As supply chains reorganize and technology partnerships with Chinese companies fall out of favor, Taiwan can take concrete steps to become a preferred location for developing and testing, for example, 5G cellular network technologies and applications related to artificial intelligence. For instance, Taiwan has already joined the Asia-Pacific Economic Cooperation system for privacy rules and data transfer. It should also seek a determination by the European Union that it meets European data protection requirements, a position Taiwan could then use to become a regional and global cybersecurity powerhouse.
But Taiwan is not just a prospective beneficiary of supply chain realignment. As an importer of some 98 percent of the energy that powers its economy, Taiwan depends on fossil fuel shipments from volatile regions of the world. Here, too, technology investments hold the key. Recognizing the challenge of decarbonization, Taipei has set ambitious targets that would see energy from renewable sources rise from just 6 percent of 2019 electricity production to 20 percent by 2025—an addition of some 27 gigawatts of generation capacity. Indeed, Taiwan has made clean energy a pillar of its “five plus two” program.
In energy, Taiwan cannot possibly meet its targets without bold technology-based investments. The good news is that Taiwan’s potential to attract foreign investment in energy technology is clear. Partnerships with European firms have already made Taiwan a regional leader in offshore wind power at a time when Asia is projected to become the world’s largest market for wind-generated energy. In Taiwan alone, these projects are expected to generate $31.7 billion in new foreign investment. And in solar energy, Google teamed up with several local partners in 2019 to develop an array of floating solar panels to help power its large data center in Changhua.
But ultimately, simply scaling up capacity and attracting new technologies will not be enough—Taiwan will also have to innovate next-generation technology domestically.
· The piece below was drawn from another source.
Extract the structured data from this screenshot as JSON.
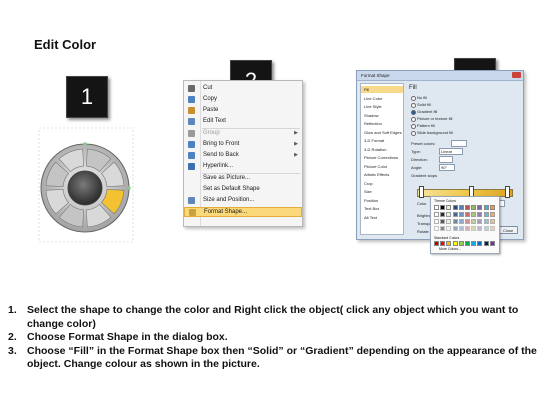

For Taiwan, the need to drive down costs and solve the electric grid and power storage issues associated with intermittent wind and solar power are particularly urgent given its land scarcity and high level of energy dependence. While much of the world faces similar imperatives, in many nascent areas a dominant market player has yet to emerge and the race for industrial leadership is open—including energy storage batteries, smart meters that better track renewable energy consumption, renewable natural gas, solar and battery waste recycling, and carbon capture and storage.
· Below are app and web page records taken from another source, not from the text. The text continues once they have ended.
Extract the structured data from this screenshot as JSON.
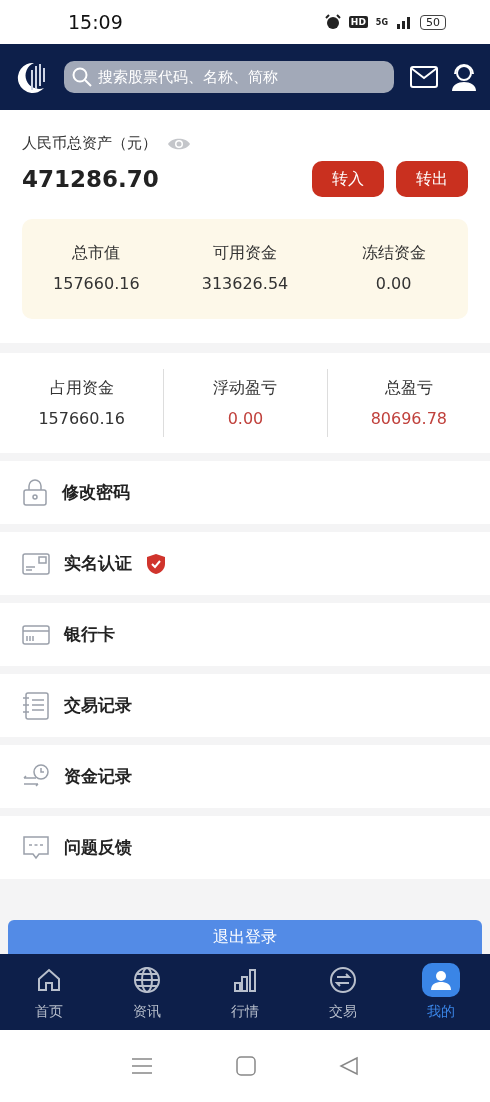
{
  "status_bar": {
    "time": "15:09",
    "hd": "HD",
    "network": "5G",
    "battery": "50"
  },
  "header": {
    "search": {
      "placeholder": "搜索股票代码、名称、简称"
    }
  },
  "assets": {
    "label": "人民币总资产（元）",
    "total": "471286.70",
    "buttons": [
      "转入",
      "转出"
    ]
  },
  "summary": [
    {
      "label": "总市值",
      "value": "157660.16"
    },
    {
      "label": "可用资金",
      "value": "313626.54"
    },
    {
      "label": "冻结资金",
      "value": "0.00"
    }
  ],
  "profit": [
    {
      "label": "占用资金",
      "value": "157660.16",
      "color": "#333333"
    },
    {
      "label": "浮动盈亏",
      "value": "0.00",
      "color": "#c0413c"
    },
    {
      "label": "总盈亏",
      "value": "80696.78",
      "color": "#c0413c"
    }
  ],
  "menu": [
    {
      "label": "修改密码",
      "verified": false
    },
    {
      "label": "实名认证",
      "verified": true
    },
    {
      "label": "银行卡",
      "verified": false
    },
    {
      "label": "交易记录",
      "verified": false
    },
    {
      "label": "资金记录",
      "verified": false
    },
    {
      "label": "问题反馈",
      "verified": false
    }
  ],
  "logout_button": "退出登录",
  "tabs": [
    {
      "label": "首页",
      "selected": false
    },
    {
      "label": "资讯",
      "selected": false
    },
    {
      "label": "行情",
      "selected": false
    },
    {
      "label": "交易",
      "selected": false
    },
    {
      "label": "我的",
      "selected": true
    }
  ]
}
Dramatic paradigm shifts are reshaping all industries. But global public health and energy are two areas where strategic, technology-based investments would allow Taiwan to use its established strengths in technology and harness disruption to its advantage. If Taiwan decisively pursues smart specialization in these key areas of technology, it has the chance to carve out fresh market niches, secure and expand its integration into the global economy, and set itself on a robust growth path for decades to come. Taiwan has already been one of the few success stories in dealing with COVID-19, and the crisis has only sharpened its potential advantage. Taiwan should not let that go to waste.
Evan A. Feigenbaum is a vice president for studies at the Carnegie Endowment for International Peace.